Two years ago this month, U.S.-backed violent protests and a terror campaign were defeated by the Nicaraguan people. What was framed as a peoples’ uprising by foreign corporate media was infact two months of terror, destruction, provocations and attacks on leftists. Just like Venezuela’s guarimbas, right-wing student fronts and armed groups paralyzed regular activities while receiving support from U.S. agencies.
Using the same playbook which has been used to destabilize Venezuela in recent years, and in Nicaragua two years ago, the reused script included lines on “free, fair and transparent elections” and made claims that the FSLN government was curtailing press freedoms, obstructing rights to demonstrate and persecuting political opponents.
A coordinated media campaign was carried out against the government of President Daniel Ortega all while lawfare and political persecution were taking place in Brazil and Ecuador: Lula da Silva was being jailed on false charges in order to prevent him from running as presidential candidate and Ecuador’s Lenin Moreno regime used the courts to jail former Vice President Jorge Glas and persecute former President Rafael Correa. In neither case did U.S. officials, the media or Washington-based human rights organizations advocate for the victims of political persecution.
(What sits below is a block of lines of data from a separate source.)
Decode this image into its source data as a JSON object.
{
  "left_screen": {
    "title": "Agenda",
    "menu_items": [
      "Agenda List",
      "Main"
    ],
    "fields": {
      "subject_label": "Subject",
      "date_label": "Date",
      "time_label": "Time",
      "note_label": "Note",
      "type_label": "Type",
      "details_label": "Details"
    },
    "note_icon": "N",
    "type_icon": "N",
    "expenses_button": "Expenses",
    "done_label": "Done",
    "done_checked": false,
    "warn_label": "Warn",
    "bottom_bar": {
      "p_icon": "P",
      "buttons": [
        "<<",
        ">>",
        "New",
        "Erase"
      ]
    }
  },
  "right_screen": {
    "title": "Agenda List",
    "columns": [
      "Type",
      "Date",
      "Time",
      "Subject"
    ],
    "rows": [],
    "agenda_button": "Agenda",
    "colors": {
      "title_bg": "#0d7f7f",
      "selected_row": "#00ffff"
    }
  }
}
Alliance For Global Justice (AFGJ), which is calling for urgent action to stop these new sanctions, says the bill is intended to reinforce the Nicaragua Investment Conditionality Act (Nica Act) of December of 2018 whose purpose was to cut off access to development financing.
During the past 14 years, Nicaragua has dramatically reduced poverty from 48.3% to 24.9% and extreme poverty from 17.5% to 6.9%, while drastically reducing its illiteracy rate to under 5%. International organizations like the World Economic Forum have recognized Nicaragua for leading gender equity (5th in the world) and material and infant mortality have been reduced by more than half since 2007.
Despite its stellar social and developmental achievements, the U.S. Department of Defense has testified that Nicaragua poses a threat to the national security of the United States, and particularly with increased China cooperation in Latin America.
Nicaragua’s right-wing has attempted to create an issue of the government’s handling of Covid-19, though the country has produced some of the lowest numbers of infections and deaths per capita in the region and world.
Aggression towards Nicaragua has continued uninterrupted through the change of U.S. administrations evident with the RENACER Act, led by Democratic Senator Bob Menendez, with the support of four other Democrats: Tim Kaine, Dick Durbin, Ben Cardin, and Chris Murphy, as well as Florida Republican Senator Marco Rubio.
The government of Nicaragua has firmly rejected unilateral coercive measures against Cuba, Venezuela and all other countries, calling them illegal and a violation of human rights. A poll by M&R Consultores in 2020 revealed that 71.9% of respondents in Nicaragua disapproved of the Nica Act and 78.3% said that the sanctions would only bring harm to democracy and the economy. 83.1% reject meddling by foreign governments and international organizations.
Participating in a virtual meeting called Sanctions Kill, Nicaraguan Ambassador to the UN Jaime Hermida, stated that the programs, projects and achievements of the Nicaraguan government have been negatively impacted by the unilateral coercive measures imposed on the Nicaraguan people, adding that sanctions present an obstacle to the right to development, particularly the eradication of poverty.
A national M & R Consultores poll conducted in March, found that 6 in 10 Nicaraguans support the government, while 2 out of 10 respondents support the opposition, and 2 out of 10 said neither.
A new stage of aggression by the OAS and Nicaraguan opposition against the Nicaraguan government is being prepared for the month of May, as the electoral calendar advances. If you’re in the U.S. and would like to join the urgent call to stop new sanctions against Nicaragua, visit Alliance For Global Justice here.
By Camila Escalante with input from Chuck Kaufman